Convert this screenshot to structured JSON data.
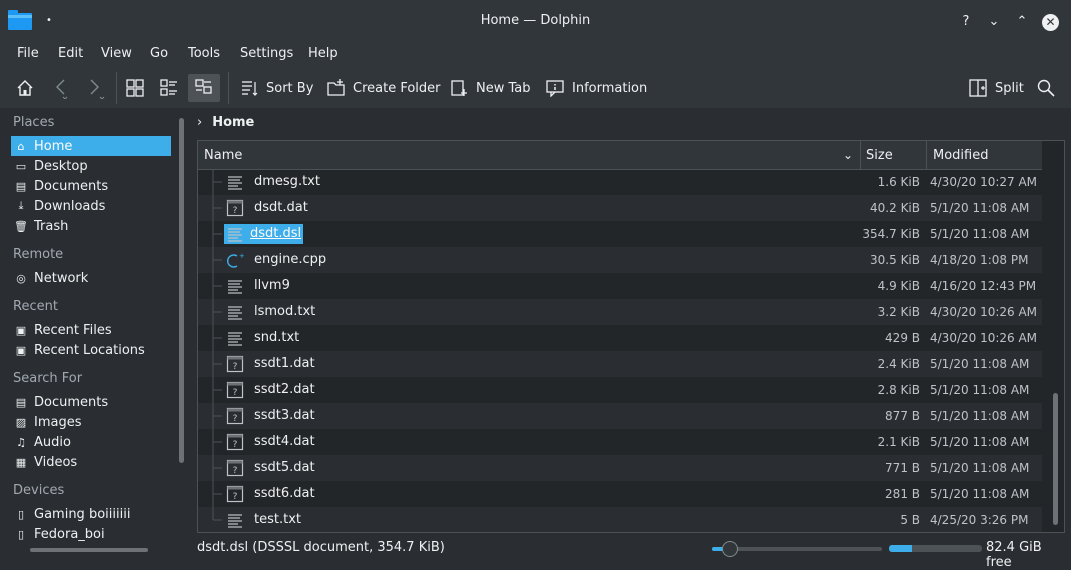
{
  "window": {
    "title": "Home — Dolphin",
    "pin_glyph": "•",
    "buttons": {
      "help": "?",
      "minimize": "⌄",
      "maximize": "⌃",
      "close": "✕"
    }
  },
  "menubar": [
    "File",
    "Edit",
    "View",
    "Go",
    "Tools",
    "Settings",
    "Help"
  ],
  "toolbar": {
    "sort_by": "Sort By",
    "create_folder": "Create Folder",
    "new_tab": "New Tab",
    "information": "Information",
    "split": "Split"
  },
  "sidebar": {
    "places_heading": "Places",
    "places": [
      {
        "label": "Home",
        "icon": "home-icon",
        "glyph": "⌂"
      },
      {
        "label": "Desktop",
        "icon": "desktop-icon",
        "glyph": "▭"
      },
      {
        "label": "Documents",
        "icon": "documents-icon",
        "glyph": "▤"
      },
      {
        "label": "Downloads",
        "icon": "downloads-icon",
        "glyph": "⤓"
      },
      {
        "label": "Trash",
        "icon": "trash-icon",
        "glyph": "🗑"
      }
    ],
    "remote_heading": "Remote",
    "remote": [
      {
        "label": "Network",
        "icon": "network-icon",
        "glyph": "◎"
      }
    ],
    "recent_heading": "Recent",
    "recent": [
      {
        "label": "Recent Files",
        "icon": "recent-files-icon",
        "glyph": "▣"
      },
      {
        "label": "Recent Locations",
        "icon": "recent-locations-icon",
        "glyph": "▣"
      }
    ],
    "search_heading": "Search For",
    "search": [
      {
        "label": "Documents",
        "icon": "search-documents-icon",
        "glyph": "▤"
      },
      {
        "label": "Images",
        "icon": "images-icon",
        "glyph": "▨"
      },
      {
        "label": "Audio",
        "icon": "audio-icon",
        "glyph": "♫"
      },
      {
        "label": "Videos",
        "icon": "videos-icon",
        "glyph": "▦"
      }
    ],
    "devices_heading": "Devices",
    "devices": [
      {
        "label": "Gaming boiiiiiii",
        "icon": "drive-icon",
        "glyph": "▯"
      },
      {
        "label": "Fedora_boi",
        "icon": "drive-icon",
        "glyph": "▯"
      }
    ]
  },
  "breadcrumb": {
    "current": "Home",
    "chevron": "›"
  },
  "columns": {
    "name": "Name",
    "size": "Size",
    "modified": "Modified",
    "sort_glyph": "⌄"
  },
  "files": [
    {
      "name": "dmesg.txt",
      "type": "text",
      "size": "1.6 KiB",
      "modified": "4/30/20 10:27 AM"
    },
    {
      "name": "dsdt.dat",
      "type": "unknown",
      "size": "40.2 KiB",
      "modified": "5/1/20 11:08 AM"
    },
    {
      "name": "dsdt.dsl",
      "type": "text",
      "size": "354.7 KiB",
      "modified": "5/1/20 11:08 AM",
      "selected": true
    },
    {
      "name": "engine.cpp",
      "type": "cpp",
      "size": "30.5 KiB",
      "modified": "4/18/20 1:08 PM"
    },
    {
      "name": "llvm9",
      "type": "text",
      "size": "4.9 KiB",
      "modified": "4/16/20 12:43 PM"
    },
    {
      "name": "lsmod.txt",
      "type": "text",
      "size": "3.2 KiB",
      "modified": "4/30/20 10:26 AM"
    },
    {
      "name": "snd.txt",
      "type": "text",
      "size": "429 B",
      "modified": "4/30/20 10:26 AM"
    },
    {
      "name": "ssdt1.dat",
      "type": "unknown",
      "size": "2.4 KiB",
      "modified": "5/1/20 11:08 AM"
    },
    {
      "name": "ssdt2.dat",
      "type": "unknown",
      "size": "2.8 KiB",
      "modified": "5/1/20 11:08 AM"
    },
    {
      "name": "ssdt3.dat",
      "type": "unknown",
      "size": "877 B",
      "modified": "5/1/20 11:08 AM"
    },
    {
      "name": "ssdt4.dat",
      "type": "unknown",
      "size": "2.1 KiB",
      "modified": "5/1/20 11:08 AM"
    },
    {
      "name": "ssdt5.dat",
      "type": "unknown",
      "size": "771 B",
      "modified": "5/1/20 11:08 AM"
    },
    {
      "name": "ssdt6.dat",
      "type": "unknown",
      "size": "281 B",
      "modified": "5/1/20 11:08 AM"
    },
    {
      "name": "test.txt",
      "type": "text",
      "size": "5 B",
      "modified": "4/25/20 3:26 PM"
    }
  ],
  "status": {
    "text": "dsdt.dsl (DSSSL document, 354.7 KiB)",
    "free_space": "82.4 GiB free",
    "zoom_fraction": 0.1,
    "used_space_fraction": 0.25
  },
  "colors": {
    "accent": "#3daee9",
    "window_bg": "#2a2e32",
    "chrome": "#31363b",
    "view_bg": "#232629"
  }
}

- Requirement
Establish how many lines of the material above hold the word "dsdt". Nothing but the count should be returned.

- Problem solution
3